[3]  There are numerous other parties to the lawsuit who we do not need to expressly name to resolve the issue raised on appeal.

[4]  In its appellate brief, Progressive Northern claims that the “Saladins erroneously argue that ‘Progressive Northern is seeking to limit stacking of underinsured motorist coverage,’” and that instead, “Progressive Northern’s position has always been that there is simply no UIM coverage to be stacked.”  (Record cites omitted.)  We disagree.  First, the record shows that the Saladins have accurately articulated Progressive Northern’s position now and at summary judgment.  At the summary judgment hearing, Progressive Northern’s attorney summarized Progressive Northern’s position thusly:

[I]t is the defendant’s position that the statute that we’re referring to and relying upon, [Wis. Stat.] §[]632.32(5)(j), is still good law. … And an insurance company is still allowed even under the “Truth in Auto Insurance” provisions to preclude coverage, whether it’s uninsured, whether it’s medical payments, [whether] it’s property damage, whether it’s bodily injury, based upon the fact that the person was operating a vehicle that isn’t listed in the policy.

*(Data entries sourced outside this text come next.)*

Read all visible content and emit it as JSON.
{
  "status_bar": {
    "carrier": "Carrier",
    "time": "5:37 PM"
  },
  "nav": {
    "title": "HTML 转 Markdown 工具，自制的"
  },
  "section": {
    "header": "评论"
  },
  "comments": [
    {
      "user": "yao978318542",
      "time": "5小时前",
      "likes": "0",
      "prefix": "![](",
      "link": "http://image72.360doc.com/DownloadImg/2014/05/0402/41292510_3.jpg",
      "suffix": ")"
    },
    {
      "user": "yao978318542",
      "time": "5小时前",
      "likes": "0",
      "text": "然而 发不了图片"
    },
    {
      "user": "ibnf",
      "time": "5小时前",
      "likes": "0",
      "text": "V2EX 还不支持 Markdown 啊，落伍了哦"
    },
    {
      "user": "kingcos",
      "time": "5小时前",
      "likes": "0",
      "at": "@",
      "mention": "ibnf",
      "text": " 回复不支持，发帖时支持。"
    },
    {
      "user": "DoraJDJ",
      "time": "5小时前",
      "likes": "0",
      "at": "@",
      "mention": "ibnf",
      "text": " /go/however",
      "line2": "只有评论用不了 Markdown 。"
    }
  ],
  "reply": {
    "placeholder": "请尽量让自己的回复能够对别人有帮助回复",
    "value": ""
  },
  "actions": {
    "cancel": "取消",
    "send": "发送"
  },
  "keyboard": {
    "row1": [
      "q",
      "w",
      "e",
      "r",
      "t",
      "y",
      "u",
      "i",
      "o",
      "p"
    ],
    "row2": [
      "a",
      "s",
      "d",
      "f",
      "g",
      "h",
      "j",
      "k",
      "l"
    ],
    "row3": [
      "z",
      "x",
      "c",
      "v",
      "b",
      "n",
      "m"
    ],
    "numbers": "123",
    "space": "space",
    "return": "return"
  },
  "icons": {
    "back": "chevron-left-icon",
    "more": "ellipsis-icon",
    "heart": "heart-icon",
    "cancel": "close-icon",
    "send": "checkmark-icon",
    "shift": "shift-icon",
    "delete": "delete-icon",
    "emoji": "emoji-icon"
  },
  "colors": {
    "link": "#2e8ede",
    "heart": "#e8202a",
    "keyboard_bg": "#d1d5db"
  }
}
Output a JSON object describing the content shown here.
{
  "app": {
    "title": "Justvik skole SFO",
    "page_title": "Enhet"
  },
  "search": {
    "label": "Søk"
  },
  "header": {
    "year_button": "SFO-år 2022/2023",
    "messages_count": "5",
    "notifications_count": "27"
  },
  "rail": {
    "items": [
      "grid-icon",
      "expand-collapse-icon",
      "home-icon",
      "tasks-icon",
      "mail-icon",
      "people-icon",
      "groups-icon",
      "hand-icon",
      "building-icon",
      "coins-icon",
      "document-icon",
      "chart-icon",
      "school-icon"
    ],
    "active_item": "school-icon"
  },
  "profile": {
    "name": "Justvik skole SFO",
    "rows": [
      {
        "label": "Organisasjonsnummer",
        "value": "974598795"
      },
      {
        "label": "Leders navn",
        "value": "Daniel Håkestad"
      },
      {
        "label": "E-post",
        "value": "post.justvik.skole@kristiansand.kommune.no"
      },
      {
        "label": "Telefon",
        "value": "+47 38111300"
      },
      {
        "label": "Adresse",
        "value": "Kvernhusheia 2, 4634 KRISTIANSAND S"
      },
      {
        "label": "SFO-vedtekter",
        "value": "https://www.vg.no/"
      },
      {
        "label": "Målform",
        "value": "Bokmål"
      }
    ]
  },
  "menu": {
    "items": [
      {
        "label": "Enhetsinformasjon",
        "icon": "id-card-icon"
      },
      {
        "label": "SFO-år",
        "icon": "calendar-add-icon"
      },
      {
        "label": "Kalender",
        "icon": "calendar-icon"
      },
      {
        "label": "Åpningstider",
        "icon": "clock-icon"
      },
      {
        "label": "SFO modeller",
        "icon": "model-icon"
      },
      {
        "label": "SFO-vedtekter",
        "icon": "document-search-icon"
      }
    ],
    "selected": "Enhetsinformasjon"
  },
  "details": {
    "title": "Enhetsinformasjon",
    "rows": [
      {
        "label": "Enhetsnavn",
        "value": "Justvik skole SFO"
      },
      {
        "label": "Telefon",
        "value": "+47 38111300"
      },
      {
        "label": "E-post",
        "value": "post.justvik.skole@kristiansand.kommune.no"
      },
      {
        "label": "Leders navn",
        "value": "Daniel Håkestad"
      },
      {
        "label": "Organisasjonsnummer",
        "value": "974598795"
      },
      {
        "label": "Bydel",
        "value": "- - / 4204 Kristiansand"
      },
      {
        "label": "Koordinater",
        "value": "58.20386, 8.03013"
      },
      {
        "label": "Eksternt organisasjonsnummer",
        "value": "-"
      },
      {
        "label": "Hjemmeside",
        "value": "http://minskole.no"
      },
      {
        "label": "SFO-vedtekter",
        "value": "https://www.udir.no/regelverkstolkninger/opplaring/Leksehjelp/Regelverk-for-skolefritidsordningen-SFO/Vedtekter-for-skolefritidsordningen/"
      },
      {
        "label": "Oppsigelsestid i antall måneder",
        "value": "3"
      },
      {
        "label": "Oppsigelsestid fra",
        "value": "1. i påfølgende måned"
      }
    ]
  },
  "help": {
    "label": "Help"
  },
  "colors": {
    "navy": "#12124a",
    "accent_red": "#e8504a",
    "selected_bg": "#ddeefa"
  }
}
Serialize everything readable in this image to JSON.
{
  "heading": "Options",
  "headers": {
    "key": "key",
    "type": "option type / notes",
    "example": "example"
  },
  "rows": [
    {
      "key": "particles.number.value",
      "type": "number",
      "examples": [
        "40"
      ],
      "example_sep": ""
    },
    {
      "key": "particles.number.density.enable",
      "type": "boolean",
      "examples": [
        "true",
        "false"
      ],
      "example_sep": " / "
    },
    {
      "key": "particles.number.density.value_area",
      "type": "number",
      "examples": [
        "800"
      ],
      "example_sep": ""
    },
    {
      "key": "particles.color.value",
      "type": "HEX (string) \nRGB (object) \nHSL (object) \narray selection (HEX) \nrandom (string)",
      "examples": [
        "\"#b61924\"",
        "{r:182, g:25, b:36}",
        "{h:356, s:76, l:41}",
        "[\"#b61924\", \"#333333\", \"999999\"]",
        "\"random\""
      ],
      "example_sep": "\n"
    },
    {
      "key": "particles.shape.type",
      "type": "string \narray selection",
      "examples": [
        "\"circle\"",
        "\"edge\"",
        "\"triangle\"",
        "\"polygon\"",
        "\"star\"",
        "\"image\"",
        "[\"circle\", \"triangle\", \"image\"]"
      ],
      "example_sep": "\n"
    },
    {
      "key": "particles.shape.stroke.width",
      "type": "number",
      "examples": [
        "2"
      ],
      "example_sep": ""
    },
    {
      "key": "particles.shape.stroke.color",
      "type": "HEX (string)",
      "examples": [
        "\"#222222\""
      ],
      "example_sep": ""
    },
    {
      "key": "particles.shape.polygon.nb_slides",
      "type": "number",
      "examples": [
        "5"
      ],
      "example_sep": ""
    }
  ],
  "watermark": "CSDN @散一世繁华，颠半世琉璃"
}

In other words, Progressive Northern’s argument on summary judgment was exactly as the Saladins, and now this court, have stated, that is, Progressive Northern seeks to limit stacking of insurance coverage pursuant to § 632.32(5)(j).  Second, to the extent that Progressive Northern’s argument is as it now states—that there is no UIM coverage to stack—it is simply attempting to artfully rephrase its old argument.  The parties agree that the Saladins’ Progressive Northern insurance policy provides UIM coverage for Mark’s motorcycles.  The question is whether the policy’s “drive other cars” exclusion, which prohibits using that UIM coverage for another vehicle not listed in the policy, is valid.  However Progressive Northern wishes to package its argument, the issue before us is the same.